When I was small I wanted to be a lawyer, writer, actress, neurologist, and a baker of many fluffy vanilla cakes. It had never occurred to me that I couldn’t be all of these things at any given time — the word impossible was foreign to me. Children build beautiful kingdoms that adults find ways of ruining with their reason, cynicism, and age. And the once stalwart kingdoms become impenetrable walls we build for ourselves. We cloak ourselves in the familiar and the known, and all that childhood beauty falls way to doubt and fear.

We start out believing we could do everything until we say, well, maybe we can do these three things. We mock that wide-eyed openness and arms outstretched. We say things like, stop acting like a child, as if wonder is something we have to abandon as we age. We’re desperate to get older, to posture and collect years like trading cards until we realize we’ve compartmentalized beauty. All that’s left are pragmatism and reason.

I believe in a life in three acts — the middle is where we make a mess of things and the third is our passage to return to that from which we’ve come. There’s a different kind of wisdom and wonder that comes from the tacit acceptance that we have fewer years ahead. I think about this a lot as I’m still stuck in the betweens, that messy second act. I’ve been in three-decades of the I Can’t Do That, There’s No Time For That, and Why Would I Start Over training programs, and it’s only recently that I’ve stepped back and said, quietly, why not that? Why not return to that kingdom, the mess of children in the wet streets of summer running every which way, but really they’re moving toward what moves them. What makes them happy and whole. There’s something tactile and immediate in that, and it’s something that puts my heart on pause.

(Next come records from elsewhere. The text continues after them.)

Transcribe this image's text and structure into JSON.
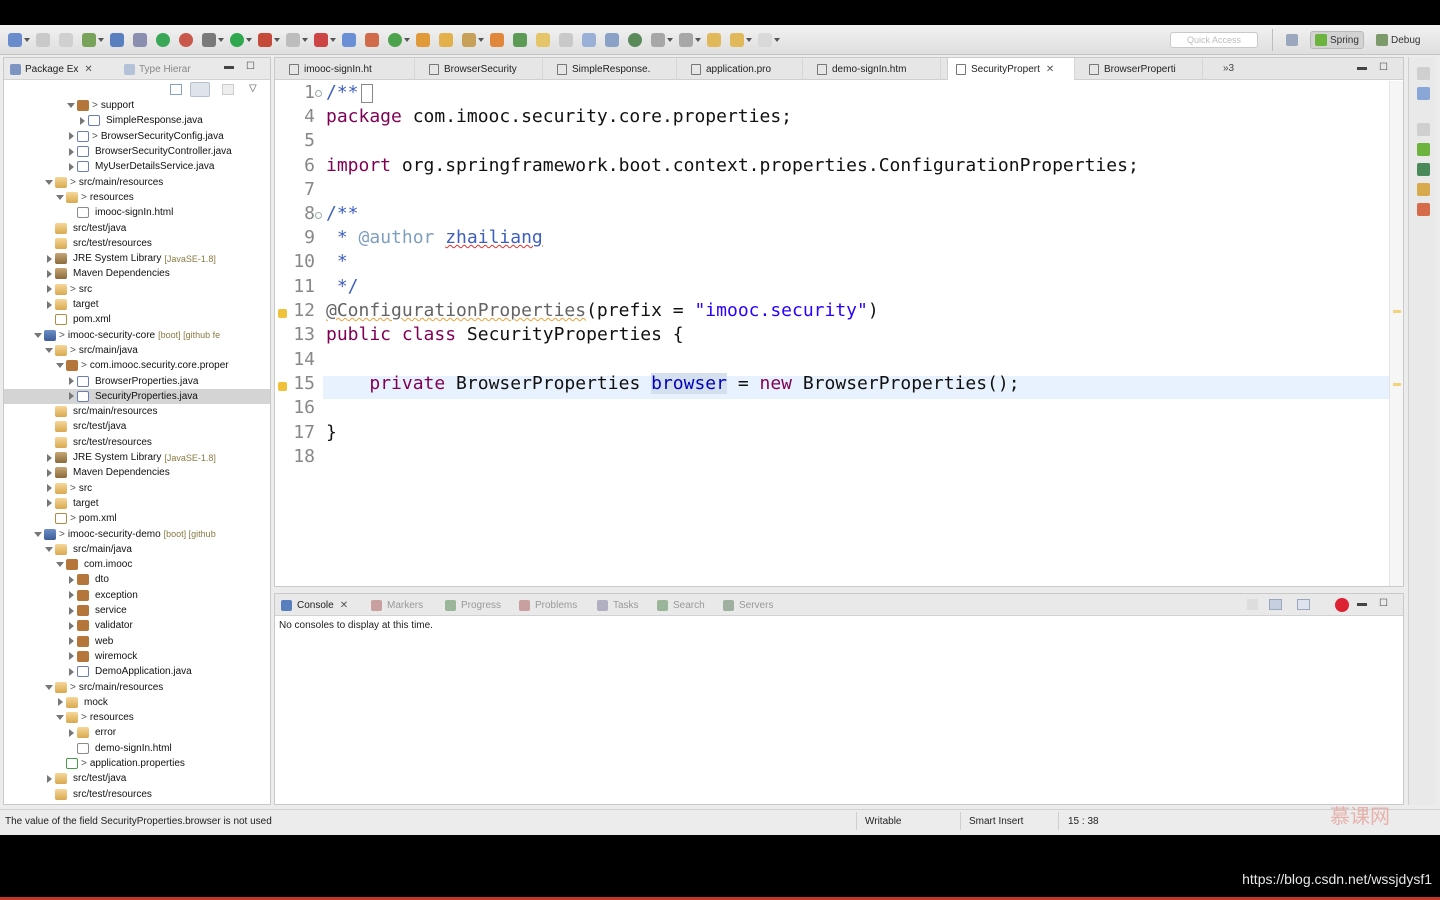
{
  "toolbar": {
    "quick_access_placeholder": "Quick Access",
    "perspectives": [
      {
        "label": "Spring",
        "active": true
      },
      {
        "label": "Debug",
        "active": false
      }
    ]
  },
  "explorer": {
    "tabs": [
      {
        "label": "Package Ex",
        "active": true
      },
      {
        "label": "Type Hierar",
        "active": false
      }
    ],
    "tree": [
      {
        "indent": 5,
        "exp": "down",
        "icon": "ic-pkg",
        "pre": "> ",
        "label": "support",
        "dec": ""
      },
      {
        "indent": 6,
        "exp": "right",
        "icon": "ic-java",
        "pre": "",
        "label": "SimpleResponse.java",
        "dec": ""
      },
      {
        "indent": 5,
        "exp": "right",
        "icon": "ic-java",
        "pre": "> ",
        "label": "BrowserSecurityConfig.java",
        "dec": ""
      },
      {
        "indent": 5,
        "exp": "right",
        "icon": "ic-java",
        "pre": "",
        "label": "BrowserSecurityController.java",
        "dec": ""
      },
      {
        "indent": 5,
        "exp": "right",
        "icon": "ic-java",
        "pre": "",
        "label": "MyUserDetailsService.java",
        "dec": ""
      },
      {
        "indent": 3,
        "exp": "down",
        "icon": "ic-folder",
        "pre": "> ",
        "label": "src/main/resources",
        "dec": ""
      },
      {
        "indent": 4,
        "exp": "down",
        "icon": "ic-folder",
        "pre": "> ",
        "label": "resources",
        "dec": ""
      },
      {
        "indent": 5,
        "exp": "",
        "icon": "ic-html",
        "pre": "",
        "label": "imooc-signIn.html",
        "dec": ""
      },
      {
        "indent": 3,
        "exp": "",
        "icon": "ic-folder",
        "pre": "",
        "label": "src/test/java",
        "dec": ""
      },
      {
        "indent": 3,
        "exp": "",
        "icon": "ic-folder",
        "pre": "",
        "label": "src/test/resources",
        "dec": ""
      },
      {
        "indent": 3,
        "exp": "right",
        "icon": "ic-lib",
        "pre": "",
        "label": "JRE System Library",
        "dec": "[JavaSE-1.8]"
      },
      {
        "indent": 3,
        "exp": "right",
        "icon": "ic-lib",
        "pre": "",
        "label": "Maven Dependencies",
        "dec": ""
      },
      {
        "indent": 3,
        "exp": "right",
        "icon": "ic-folder",
        "pre": "> ",
        "label": "src",
        "dec": ""
      },
      {
        "indent": 3,
        "exp": "right",
        "icon": "ic-folder",
        "pre": "",
        "label": "target",
        "dec": ""
      },
      {
        "indent": 3,
        "exp": "",
        "icon": "ic-xml",
        "pre": "",
        "label": "pom.xml",
        "dec": ""
      },
      {
        "indent": 2,
        "exp": "down",
        "icon": "ic-proj",
        "pre": "> ",
        "label": "imooc-security-core",
        "dec": "[boot] [github fe"
      },
      {
        "indent": 3,
        "exp": "down",
        "icon": "ic-folder",
        "pre": "> ",
        "label": "src/main/java",
        "dec": ""
      },
      {
        "indent": 4,
        "exp": "down",
        "icon": "ic-pkg",
        "pre": "> ",
        "label": "com.imooc.security.core.proper",
        "dec": ""
      },
      {
        "indent": 5,
        "exp": "right",
        "icon": "ic-java",
        "pre": "",
        "label": "BrowserProperties.java",
        "dec": ""
      },
      {
        "indent": 5,
        "exp": "right",
        "icon": "ic-java",
        "pre": "",
        "label": "SecurityProperties.java",
        "dec": "",
        "selected": true
      },
      {
        "indent": 3,
        "exp": "",
        "icon": "ic-folder",
        "pre": "",
        "label": "src/main/resources",
        "dec": ""
      },
      {
        "indent": 3,
        "exp": "",
        "icon": "ic-folder",
        "pre": "",
        "label": "src/test/java",
        "dec": ""
      },
      {
        "indent": 3,
        "exp": "",
        "icon": "ic-folder",
        "pre": "",
        "label": "src/test/resources",
        "dec": ""
      },
      {
        "indent": 3,
        "exp": "right",
        "icon": "ic-lib",
        "pre": "",
        "label": "JRE System Library",
        "dec": "[JavaSE-1.8]"
      },
      {
        "indent": 3,
        "exp": "right",
        "icon": "ic-lib",
        "pre": "",
        "label": "Maven Dependencies",
        "dec": ""
      },
      {
        "indent": 3,
        "exp": "right",
        "icon": "ic-folder",
        "pre": "> ",
        "label": "src",
        "dec": ""
      },
      {
        "indent": 3,
        "exp": "right",
        "icon": "ic-folder",
        "pre": "",
        "label": "target",
        "dec": ""
      },
      {
        "indent": 3,
        "exp": "",
        "icon": "ic-xml",
        "pre": "> ",
        "label": "pom.xml",
        "dec": ""
      },
      {
        "indent": 2,
        "exp": "down",
        "icon": "ic-proj",
        "pre": "> ",
        "label": "imooc-security-demo",
        "dec": "[boot] [github"
      },
      {
        "indent": 3,
        "exp": "down",
        "icon": "ic-folder",
        "pre": "",
        "label": "src/main/java",
        "dec": ""
      },
      {
        "indent": 4,
        "exp": "down",
        "icon": "ic-pkg",
        "pre": "",
        "label": "com.imooc",
        "dec": ""
      },
      {
        "indent": 5,
        "exp": "right",
        "icon": "ic-pkg",
        "pre": "",
        "label": "dto",
        "dec": ""
      },
      {
        "indent": 5,
        "exp": "right",
        "icon": "ic-pkg",
        "pre": "",
        "label": "exception",
        "dec": ""
      },
      {
        "indent": 5,
        "exp": "right",
        "icon": "ic-pkg",
        "pre": "",
        "label": "service",
        "dec": ""
      },
      {
        "indent": 5,
        "exp": "right",
        "icon": "ic-pkg",
        "pre": "",
        "label": "validator",
        "dec": ""
      },
      {
        "indent": 5,
        "exp": "right",
        "icon": "ic-pkg",
        "pre": "",
        "label": "web",
        "dec": ""
      },
      {
        "indent": 5,
        "exp": "right",
        "icon": "ic-pkg",
        "pre": "",
        "label": "wiremock",
        "dec": ""
      },
      {
        "indent": 5,
        "exp": "right",
        "icon": "ic-java",
        "pre": "",
        "label": "DemoApplication.java",
        "dec": ""
      },
      {
        "indent": 3,
        "exp": "down",
        "icon": "ic-folder",
        "pre": "> ",
        "label": "src/main/resources",
        "dec": ""
      },
      {
        "indent": 4,
        "exp": "right",
        "icon": "ic-folder",
        "pre": "",
        "label": "mock",
        "dec": ""
      },
      {
        "indent": 4,
        "exp": "down",
        "icon": "ic-folder",
        "pre": "> ",
        "label": "resources",
        "dec": ""
      },
      {
        "indent": 5,
        "exp": "right",
        "icon": "ic-folder",
        "pre": "",
        "label": "error",
        "dec": ""
      },
      {
        "indent": 5,
        "exp": "",
        "icon": "ic-html",
        "pre": "",
        "label": "demo-signIn.html",
        "dec": ""
      },
      {
        "indent": 4,
        "exp": "",
        "icon": "ic-prop",
        "pre": "> ",
        "label": "application.properties",
        "dec": ""
      },
      {
        "indent": 3,
        "exp": "right",
        "icon": "ic-folder",
        "pre": "",
        "label": "src/test/java",
        "dec": ""
      },
      {
        "indent": 3,
        "exp": "",
        "icon": "ic-folder",
        "pre": "",
        "label": "src/test/resources",
        "dec": ""
      }
    ]
  },
  "editor": {
    "tabs": [
      {
        "label": "imooc-signIn.ht",
        "active": false
      },
      {
        "label": "BrowserSecurity",
        "active": false
      },
      {
        "label": "SimpleResponse.",
        "active": false
      },
      {
        "label": "application.pro",
        "active": false
      },
      {
        "label": "demo-signIn.htm",
        "active": false
      },
      {
        "label": "SecurityPropert",
        "active": true
      },
      {
        "label": "BrowserProperti",
        "active": false
      }
    ],
    "overflow": "»3",
    "line_numbers": [
      "1",
      "4",
      "5",
      "6",
      "7",
      "8",
      "9",
      "10",
      "11",
      "12",
      "13",
      "14",
      "15",
      "16",
      "17",
      "18"
    ],
    "code": {
      "l1": "/**",
      "l4_kw": "package",
      "l4_rest": " com.imooc.security.core.properties;",
      "l6_kw": "import",
      "l6_rest": " org.springframework.boot.context.properties.ConfigurationProperties;",
      "l8": "/**",
      "l9_star": " * ",
      "l9_tag": "@author",
      "l9_name": "zhailiang",
      "l10": " *",
      "l11": " */",
      "l12_an": "@ConfigurationProperties",
      "l12_mid": "(prefix = ",
      "l12_str": "\"imooc.security\"",
      "l12_end": ")",
      "l13_kw1": "public",
      "l13_kw2": "class",
      "l13_rest": " SecurityProperties {",
      "l15_kw": "private",
      "l15_type": " BrowserProperties ",
      "l15_field": "browser",
      "l15_eq": " = ",
      "l15_new": "new",
      "l15_end": " BrowserProperties();",
      "l17": "}"
    }
  },
  "console": {
    "tabs": [
      {
        "label": "Console",
        "active": true
      },
      {
        "label": "Markers",
        "active": false
      },
      {
        "label": "Progress",
        "active": false
      },
      {
        "label": "Problems",
        "active": false
      },
      {
        "label": "Tasks",
        "active": false
      },
      {
        "label": "Search",
        "active": false
      },
      {
        "label": "Servers",
        "active": false
      }
    ],
    "message": "No consoles to display at this time."
  },
  "status": {
    "message": "The value of the field SecurityProperties.browser is not used",
    "writable": "Writable",
    "insert_mode": "Smart Insert",
    "position": "15 : 38"
  },
  "watermark": "慕课网",
  "url_overlay": "https://blog.csdn.net/wssjdysf1"
}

For most of my life, I was a wearer of masks. There was the overachieving student, the ambitious writer, and the career executive. All of the masks carried the weight of perfection. The stakes became higher. You didn’t send out manuscripts to editors unless they were polished. You didn’t go on an all-night bender before an exam. You kept your grief out of the workplace and replaced it with a smiling mannequin of yourself, a waxed facsimile of the pained original.

You made calculated, informed risks. You debated. You considered by committee. You reviewed the data and the story it told you.

It only just occurred to me that the masks I wore were walls. The overthinking and obsession with perfection pulling me away from the things that move me.

I’m 42, which I’m told in certain circles, is the new 32. While I’m not entering my third act, I am feeling the weight of mortality. I am thinking about how I’m writing my story and the legacy I leave behind. I’m also conscious of how tightly wound I was for most of my life and now I’ve embraced a different kind of mess. One where I start and stop many projects, and, at times, I’ll have multiple projects going on at once. I’m reaching out without fear of losing face. I’m trying not to obsess over my laundry list of failures. I’m slowly unbinding myself from shame.

I don’t want perfection anymore. I want progress. I want play.